▶ **Task requirements**
The listing that follows is to be repeated exactly.

▶ **Data records**
——————
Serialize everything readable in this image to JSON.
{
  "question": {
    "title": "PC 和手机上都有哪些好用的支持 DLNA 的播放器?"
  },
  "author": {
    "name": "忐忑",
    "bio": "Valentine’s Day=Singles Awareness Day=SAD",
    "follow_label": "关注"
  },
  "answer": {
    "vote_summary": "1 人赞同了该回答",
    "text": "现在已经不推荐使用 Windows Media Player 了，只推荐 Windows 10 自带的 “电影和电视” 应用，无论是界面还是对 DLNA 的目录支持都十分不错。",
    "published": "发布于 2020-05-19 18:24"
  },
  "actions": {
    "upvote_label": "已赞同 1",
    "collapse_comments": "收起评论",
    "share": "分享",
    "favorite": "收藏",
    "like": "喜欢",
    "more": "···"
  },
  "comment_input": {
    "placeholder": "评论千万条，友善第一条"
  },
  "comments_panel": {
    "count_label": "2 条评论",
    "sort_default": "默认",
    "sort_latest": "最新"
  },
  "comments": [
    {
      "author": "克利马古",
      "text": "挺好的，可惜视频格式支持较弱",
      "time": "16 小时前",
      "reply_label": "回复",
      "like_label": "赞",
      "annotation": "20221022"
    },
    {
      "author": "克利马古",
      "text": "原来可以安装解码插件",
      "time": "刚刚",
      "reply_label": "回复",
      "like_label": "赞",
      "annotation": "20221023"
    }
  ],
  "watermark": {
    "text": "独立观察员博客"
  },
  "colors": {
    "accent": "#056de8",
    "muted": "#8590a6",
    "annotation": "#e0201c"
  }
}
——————
▶ **Written solution**
Serialize everything readable in this image to JSON.
{
  "question": {
    "title": "PC 和手机上都有哪些好用的支持 DLNA 的播放器?"
  },
  "author": {
    "name": "忐忑",
    "bio": "Valentine’s Day=Singles Awareness Day=SAD",
    "follow_label": "关注"
  },
  "answer": {
    "vote_summary": "1 人赞同了该回答",
    "text": "现在已经不推荐使用 Windows Media Player 了，只推荐 Windows 10 自带的 “电影和电视” 应用，无论是界面还是对 DLNA 的目录支持都十分不错。",
    "published": "发布于 2020-05-19 18:24"
  },
  "actions": {
    "upvote_label": "已赞同 1",
    "collapse_comments": "收起评论",
    "share": "分享",
    "favorite": "收藏",
    "like": "喜欢",
    "more": "···"
  },
  "comment_input": {
    "placeholder": "评论千万条，友善第一条"
  },
  "comments_panel": {
    "count_label": "2 条评论",
    "sort_default": "默认",
    "sort_latest": "最新"
  },
  "comments": [
    {
      "author": "克利马古",
      "text": "挺好的，可惜视频格式支持较弱",
      "time": "16 小时前",
      "reply_label": "回复",
      "like_label": "赞",
      "annotation": "20221022"
    },
    {
      "author": "克利马古",
      "text": "原来可以安装解码插件",
      "time": "刚刚",
      "reply_label": "回复",
      "like_label": "赞",
      "annotation": "20221023"
    }
  ],
  "watermark": {
    "text": "独立观察员博客"
  },
  "colors": {
    "accent": "#056de8",
    "muted": "#8590a6",
    "annotation": "#e0201c"
  }
}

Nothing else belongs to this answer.